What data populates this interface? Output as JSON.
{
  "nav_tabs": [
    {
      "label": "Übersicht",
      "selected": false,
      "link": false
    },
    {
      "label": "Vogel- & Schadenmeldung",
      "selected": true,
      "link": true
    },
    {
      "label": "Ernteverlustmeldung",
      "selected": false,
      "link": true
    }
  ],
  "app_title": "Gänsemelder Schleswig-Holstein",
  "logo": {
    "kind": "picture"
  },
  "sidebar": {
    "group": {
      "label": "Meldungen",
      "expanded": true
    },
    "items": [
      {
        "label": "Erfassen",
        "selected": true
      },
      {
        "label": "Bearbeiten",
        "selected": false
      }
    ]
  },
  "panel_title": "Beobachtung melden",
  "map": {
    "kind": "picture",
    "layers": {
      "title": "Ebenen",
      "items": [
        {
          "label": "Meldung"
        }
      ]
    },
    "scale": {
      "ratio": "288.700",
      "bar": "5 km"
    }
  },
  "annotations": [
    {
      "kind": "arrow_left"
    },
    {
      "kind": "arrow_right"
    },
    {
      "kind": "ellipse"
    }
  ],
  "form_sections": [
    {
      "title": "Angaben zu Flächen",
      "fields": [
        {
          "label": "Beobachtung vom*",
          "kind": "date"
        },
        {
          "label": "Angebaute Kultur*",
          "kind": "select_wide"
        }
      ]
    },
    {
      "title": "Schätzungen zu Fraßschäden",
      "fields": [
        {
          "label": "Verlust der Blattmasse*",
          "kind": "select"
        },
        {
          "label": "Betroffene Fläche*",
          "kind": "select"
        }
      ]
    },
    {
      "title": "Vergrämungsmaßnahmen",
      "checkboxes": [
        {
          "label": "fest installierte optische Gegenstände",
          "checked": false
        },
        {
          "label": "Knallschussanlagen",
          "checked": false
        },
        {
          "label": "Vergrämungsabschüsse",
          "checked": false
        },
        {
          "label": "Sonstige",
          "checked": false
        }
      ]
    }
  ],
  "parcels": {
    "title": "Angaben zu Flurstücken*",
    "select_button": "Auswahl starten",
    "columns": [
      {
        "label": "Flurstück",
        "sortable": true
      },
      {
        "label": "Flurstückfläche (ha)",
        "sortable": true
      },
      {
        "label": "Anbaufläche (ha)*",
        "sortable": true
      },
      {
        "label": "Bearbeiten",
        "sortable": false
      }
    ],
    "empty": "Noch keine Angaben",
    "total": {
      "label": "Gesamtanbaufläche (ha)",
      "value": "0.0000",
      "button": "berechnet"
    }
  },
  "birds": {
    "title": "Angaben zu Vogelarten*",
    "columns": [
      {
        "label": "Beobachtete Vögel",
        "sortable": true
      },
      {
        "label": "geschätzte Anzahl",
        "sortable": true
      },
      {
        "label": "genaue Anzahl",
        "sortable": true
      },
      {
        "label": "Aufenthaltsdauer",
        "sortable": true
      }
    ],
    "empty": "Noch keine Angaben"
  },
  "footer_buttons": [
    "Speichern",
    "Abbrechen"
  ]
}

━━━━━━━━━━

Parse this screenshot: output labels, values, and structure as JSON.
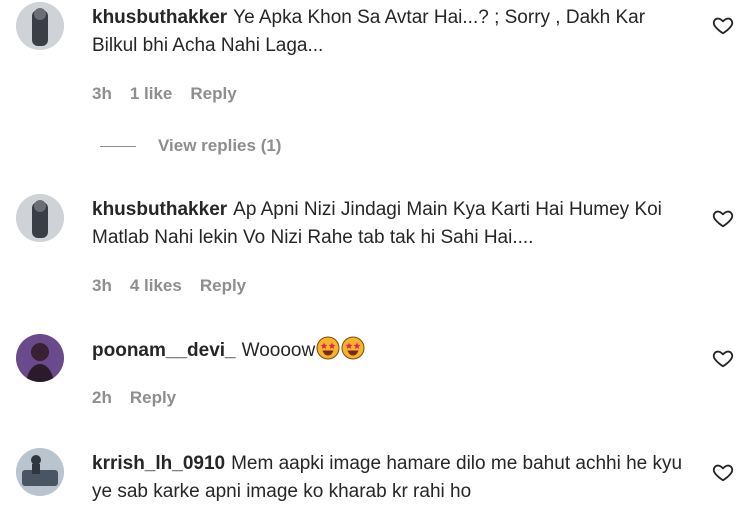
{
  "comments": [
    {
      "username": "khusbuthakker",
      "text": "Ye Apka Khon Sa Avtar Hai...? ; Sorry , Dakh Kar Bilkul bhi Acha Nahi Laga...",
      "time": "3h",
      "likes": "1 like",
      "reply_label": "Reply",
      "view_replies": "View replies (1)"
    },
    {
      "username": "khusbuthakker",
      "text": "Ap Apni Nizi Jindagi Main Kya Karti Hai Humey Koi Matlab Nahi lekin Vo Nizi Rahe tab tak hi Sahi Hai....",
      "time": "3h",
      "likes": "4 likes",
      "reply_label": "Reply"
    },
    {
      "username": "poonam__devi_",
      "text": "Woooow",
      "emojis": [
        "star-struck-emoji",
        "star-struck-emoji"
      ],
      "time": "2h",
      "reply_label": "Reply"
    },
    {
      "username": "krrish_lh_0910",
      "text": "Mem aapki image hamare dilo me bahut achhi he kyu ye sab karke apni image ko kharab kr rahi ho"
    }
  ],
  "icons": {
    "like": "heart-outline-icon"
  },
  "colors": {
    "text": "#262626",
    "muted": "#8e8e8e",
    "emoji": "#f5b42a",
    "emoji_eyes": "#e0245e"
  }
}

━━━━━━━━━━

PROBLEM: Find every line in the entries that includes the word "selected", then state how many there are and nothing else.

RESULT OF THE TASK: 5